• Building Your Down Payment

    Lots of buyers can qualify for various loan programs, but they can't afford a large down payment. Do you want to look into getting a new house, but don't know how you should put together your down payment?

  • Tighten your belt and save. Scrutinize your budget to find ways you can cut expenses to go toward your down payment. You might also decide to enroll in an automatic savings plan to have a portion of your payroll automatically moved into your savings account. Some effective approaches to save additional funds include moving into less expensive housing, and skipping your family vacation for a year or two.

    Sell things you do not need and find a second job. Maybe you can find a second job to get your down payment money. In addition, you can put together an exhaustive list of things you may be able to sell. Unworn gold jewelry can be sold at local jewelers. You may have collectibles you can sell on an auction website, or quality household goods for a tag or garage sale. Also, you can look into selling any investments you hold.

    Borrow from your retirement plan. Investigate the provisions of your particular plan. It is possible to borrow money from a 401(k) plan for a down payment or make a withdrawal from an IRA. Be sure to find out about the tax ramifications, your obligation for repaying funds, and early withdrawal penalties.

    Ask for a generous gift from your family. Many homebuyers sometimes receive help with their down payment assistance from thoughtful parents and other family members who may be eager to help them get into their first home. Your family members may be pleased at the chance to help you reach the goal of buying your own home.

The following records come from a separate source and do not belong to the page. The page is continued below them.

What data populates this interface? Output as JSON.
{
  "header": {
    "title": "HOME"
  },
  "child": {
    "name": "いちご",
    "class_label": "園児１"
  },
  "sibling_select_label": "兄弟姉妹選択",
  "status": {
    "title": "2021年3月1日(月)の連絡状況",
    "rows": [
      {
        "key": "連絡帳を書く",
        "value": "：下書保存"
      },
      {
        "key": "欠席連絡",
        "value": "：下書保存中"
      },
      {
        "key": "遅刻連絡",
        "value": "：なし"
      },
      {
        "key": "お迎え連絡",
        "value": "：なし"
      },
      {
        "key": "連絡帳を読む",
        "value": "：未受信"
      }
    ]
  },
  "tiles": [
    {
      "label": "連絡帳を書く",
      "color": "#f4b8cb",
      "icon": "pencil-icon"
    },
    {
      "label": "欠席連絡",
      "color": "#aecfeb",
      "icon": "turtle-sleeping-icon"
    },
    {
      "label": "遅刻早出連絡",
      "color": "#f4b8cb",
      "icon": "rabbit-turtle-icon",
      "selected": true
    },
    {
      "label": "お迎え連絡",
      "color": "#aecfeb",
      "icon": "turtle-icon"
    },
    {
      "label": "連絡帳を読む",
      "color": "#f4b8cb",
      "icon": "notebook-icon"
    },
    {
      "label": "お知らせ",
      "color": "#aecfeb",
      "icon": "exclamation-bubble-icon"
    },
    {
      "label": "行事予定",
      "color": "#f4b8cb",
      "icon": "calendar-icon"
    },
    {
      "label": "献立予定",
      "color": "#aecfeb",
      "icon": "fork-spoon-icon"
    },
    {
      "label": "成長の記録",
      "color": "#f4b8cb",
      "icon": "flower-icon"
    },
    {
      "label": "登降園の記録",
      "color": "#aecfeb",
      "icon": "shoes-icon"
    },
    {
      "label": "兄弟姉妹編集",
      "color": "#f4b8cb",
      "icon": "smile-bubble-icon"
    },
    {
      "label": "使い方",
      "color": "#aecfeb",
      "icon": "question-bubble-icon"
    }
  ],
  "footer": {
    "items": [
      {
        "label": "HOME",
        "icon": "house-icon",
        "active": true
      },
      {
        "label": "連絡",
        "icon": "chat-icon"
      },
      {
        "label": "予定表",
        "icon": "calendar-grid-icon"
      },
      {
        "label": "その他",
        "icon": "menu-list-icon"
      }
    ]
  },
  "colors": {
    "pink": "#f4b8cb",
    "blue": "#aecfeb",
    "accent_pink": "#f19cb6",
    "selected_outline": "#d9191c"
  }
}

    Research housing finance agencies. Provisional mortgage loan programs are given to buyers in specific situations, such as low income homebuyers or homebuyers planning to improve homes in a particular part of town, among others. Financing with this type of agency, you can get a below market interest rate, down payment assistance and other perks. These kinds of agencies may help you with a reduced interest rate, help with your down payment, and provide other assistance. The principal goal of not-for-profit housing finance agencies is to promote residential ownership in certain parts of the city.

  • Learn about low-down and no-down mortgage loans.

    • Federal Housing Administration (FHA) mortgages The Federal Housing Administration (FHA), a part of the U.S. Department of Housing and Urban Development (HUD), plays a vital part in helping low and moderate-income families qualify for mortgage loans. An office of the United States Department of Housing and Urban Development(HUD), FHA (Federal Housing Administration) assists individuals in getting mortgages. FHA provides mortgage insurance to the private lenders, ensuring the buyers are eligible for a loan. Down payment amounts for FHA mortgages are below those for traditional mortgage loans, although these loans come with average interest rates. Closing costs might be covered by the mortgage, and your down payment may be as low as 3% of the total amount.
    • VA mortgage loans VA loans are guaranteed by the U.S. Department of Veterans Affairs. Veterens and service people can receive a VA loan, which generally offers a low fixed interest rate, no down payment, and reduced closing costs. While the VA doesn't actually issue the mortgage loans, it does issue a certificate of eligibility to apply for a VA loan.
    • Piggy-back loans You may fund a down payment through a second mortgage that closes along with the first. Often the first mortgage is for 80% of the purchase amount and the "piggyback" is for 10%. The homebuyer pays the remaining 10%, rather than putting the usual 20% down payment.
    • Carry-Back loans In a "carry back" agreement, the seller agrees to loan you some of his home equity to help you with your down payment money. In this scenario, you would borrow the majority of the purchase price from a traditional lending institution and borrow the remaining amount from the seller. Typically you will pay a somewhat higher interest rate on the loan from the seller.

    The satisfaction will be the same, no matter which method you use to get together the down payment. Your brand new home will be worth it!